COLUMBUS, Ohio (AP) — A federal judge refused to dismiss one of two test cases that could potentially help settle thousands of similar lawsuits against chemical giant DuPont.
The complaint by an Ohio woman alleges the company knew the potentially dangerous risks posed by a chemical its plant near Parkersburg, West Virginia, had been depositing into the Ohio River, but declined to inform the public.
After attorneys for the woman said Thursday they had concluded their arguments, lawyers for Delaware-based DuPont unsuccessfully asked judge Edmund Sargus to dismiss the case, the Columbus Dispatch reported (http://bit.ly/1gU1YOz ).

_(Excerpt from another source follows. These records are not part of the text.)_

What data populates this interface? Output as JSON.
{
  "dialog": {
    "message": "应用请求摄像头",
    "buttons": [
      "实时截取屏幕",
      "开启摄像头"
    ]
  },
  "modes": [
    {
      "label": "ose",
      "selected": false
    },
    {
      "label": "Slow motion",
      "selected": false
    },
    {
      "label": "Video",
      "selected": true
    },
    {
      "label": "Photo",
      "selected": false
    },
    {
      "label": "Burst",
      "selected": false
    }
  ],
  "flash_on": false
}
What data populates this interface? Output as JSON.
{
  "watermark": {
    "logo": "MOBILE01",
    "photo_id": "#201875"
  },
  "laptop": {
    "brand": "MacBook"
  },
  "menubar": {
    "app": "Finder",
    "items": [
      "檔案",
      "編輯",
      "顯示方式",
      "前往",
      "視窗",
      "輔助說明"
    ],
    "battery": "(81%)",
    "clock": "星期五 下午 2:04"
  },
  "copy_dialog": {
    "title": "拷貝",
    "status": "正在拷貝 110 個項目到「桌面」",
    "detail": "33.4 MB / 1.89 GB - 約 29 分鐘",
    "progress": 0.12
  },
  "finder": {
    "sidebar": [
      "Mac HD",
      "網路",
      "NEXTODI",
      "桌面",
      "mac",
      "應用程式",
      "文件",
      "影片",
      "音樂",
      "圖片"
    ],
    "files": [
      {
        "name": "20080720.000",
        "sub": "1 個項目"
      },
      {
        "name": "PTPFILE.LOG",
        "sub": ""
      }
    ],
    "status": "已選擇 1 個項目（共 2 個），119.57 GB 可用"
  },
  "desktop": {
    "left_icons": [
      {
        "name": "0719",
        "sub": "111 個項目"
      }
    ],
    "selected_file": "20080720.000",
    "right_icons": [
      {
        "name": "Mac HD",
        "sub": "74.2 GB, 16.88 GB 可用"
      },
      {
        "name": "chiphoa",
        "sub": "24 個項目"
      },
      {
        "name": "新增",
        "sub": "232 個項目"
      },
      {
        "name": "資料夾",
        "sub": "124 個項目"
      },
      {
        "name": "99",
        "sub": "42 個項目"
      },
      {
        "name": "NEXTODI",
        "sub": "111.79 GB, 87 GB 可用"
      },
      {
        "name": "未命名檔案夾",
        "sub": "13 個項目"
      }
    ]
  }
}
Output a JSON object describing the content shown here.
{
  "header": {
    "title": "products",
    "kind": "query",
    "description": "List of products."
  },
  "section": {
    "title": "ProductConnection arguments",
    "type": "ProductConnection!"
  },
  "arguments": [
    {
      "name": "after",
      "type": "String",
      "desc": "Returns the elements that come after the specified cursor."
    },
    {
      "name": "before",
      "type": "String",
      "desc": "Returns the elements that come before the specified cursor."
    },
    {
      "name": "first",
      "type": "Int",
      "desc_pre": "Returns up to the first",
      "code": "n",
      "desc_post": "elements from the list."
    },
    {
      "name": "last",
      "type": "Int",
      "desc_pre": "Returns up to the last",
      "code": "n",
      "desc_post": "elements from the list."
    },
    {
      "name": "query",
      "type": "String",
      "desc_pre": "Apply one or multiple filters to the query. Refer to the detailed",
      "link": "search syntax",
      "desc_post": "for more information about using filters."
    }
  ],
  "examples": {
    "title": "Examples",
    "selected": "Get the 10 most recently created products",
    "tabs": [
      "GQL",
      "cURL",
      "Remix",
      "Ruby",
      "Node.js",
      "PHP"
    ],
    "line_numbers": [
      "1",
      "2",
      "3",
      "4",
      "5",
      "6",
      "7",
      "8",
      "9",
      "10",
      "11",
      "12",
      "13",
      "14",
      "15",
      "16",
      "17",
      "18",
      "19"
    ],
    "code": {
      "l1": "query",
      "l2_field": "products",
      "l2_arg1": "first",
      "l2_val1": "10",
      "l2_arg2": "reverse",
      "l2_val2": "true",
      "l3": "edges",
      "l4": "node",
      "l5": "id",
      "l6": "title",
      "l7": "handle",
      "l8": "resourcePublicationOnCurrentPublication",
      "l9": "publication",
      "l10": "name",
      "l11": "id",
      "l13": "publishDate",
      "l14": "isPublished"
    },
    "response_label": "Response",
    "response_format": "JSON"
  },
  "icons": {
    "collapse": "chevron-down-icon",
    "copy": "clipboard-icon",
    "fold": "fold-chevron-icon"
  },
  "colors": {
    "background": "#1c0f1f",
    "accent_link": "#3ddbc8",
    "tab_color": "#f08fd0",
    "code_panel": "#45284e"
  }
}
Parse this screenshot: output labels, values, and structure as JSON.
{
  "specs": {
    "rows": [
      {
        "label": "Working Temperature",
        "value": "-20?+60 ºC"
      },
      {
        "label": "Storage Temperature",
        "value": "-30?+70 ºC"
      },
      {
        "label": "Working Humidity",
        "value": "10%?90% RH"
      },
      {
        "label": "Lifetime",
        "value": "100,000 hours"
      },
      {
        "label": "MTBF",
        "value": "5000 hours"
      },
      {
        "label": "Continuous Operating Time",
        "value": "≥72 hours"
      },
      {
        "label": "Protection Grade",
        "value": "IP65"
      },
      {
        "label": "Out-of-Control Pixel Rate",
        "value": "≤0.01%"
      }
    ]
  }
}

Sargus agreed to read motions filed by DuPont that contend the evidence doesn't support the awarding of punitive damages.
Carla Bartlett says she developed kidney cancer in 1997 from drinking water contaminated by C8 discharged from DuPont's plant. DuPont's Washington Works plant near Parkersburg used C8 to make Teflon and other products.
More than 3,500 lawsuits allege DuPont's dumping of perfluorooctanoic acid, also known as C8, into local drinking water caused diseases including cancer.
Unlike in a class-action lawsuit, plaintiffs in the current litigation against DuPont require their own lawsuit because each case involves specific individual medical issues. The company denies the chemical caused Bartlett's cancer.
Bartlett testified Friday about the pain she says she suffered during surgery for the cancer.
"Because DuPont said it was safe," Bartlett responded when asked by DuPont attorney Stephnaie Niehaus why she continued to drink the allegedly tainted water.
A 1991 suggestion to study whether C8 targeted human organs was dismissed, a DuPont scientist said in a 2004 video deposition played in court Thursday.
"Do the study after we are sued," a team of researchers was told, according to epidemiologist Bill Fayerweather.
About 80,000 area residents filed a class-action lawsuit against the company in 2001. In a settlement, DuPont agreed to pay as much as $343 million for residents' medical tests, the removal of as much C8 from the area's water supply as possible and a science panel's examination into whether C8 causes disease in humans.
Information from: The Columbus Dispatch, http://www.dispatch.com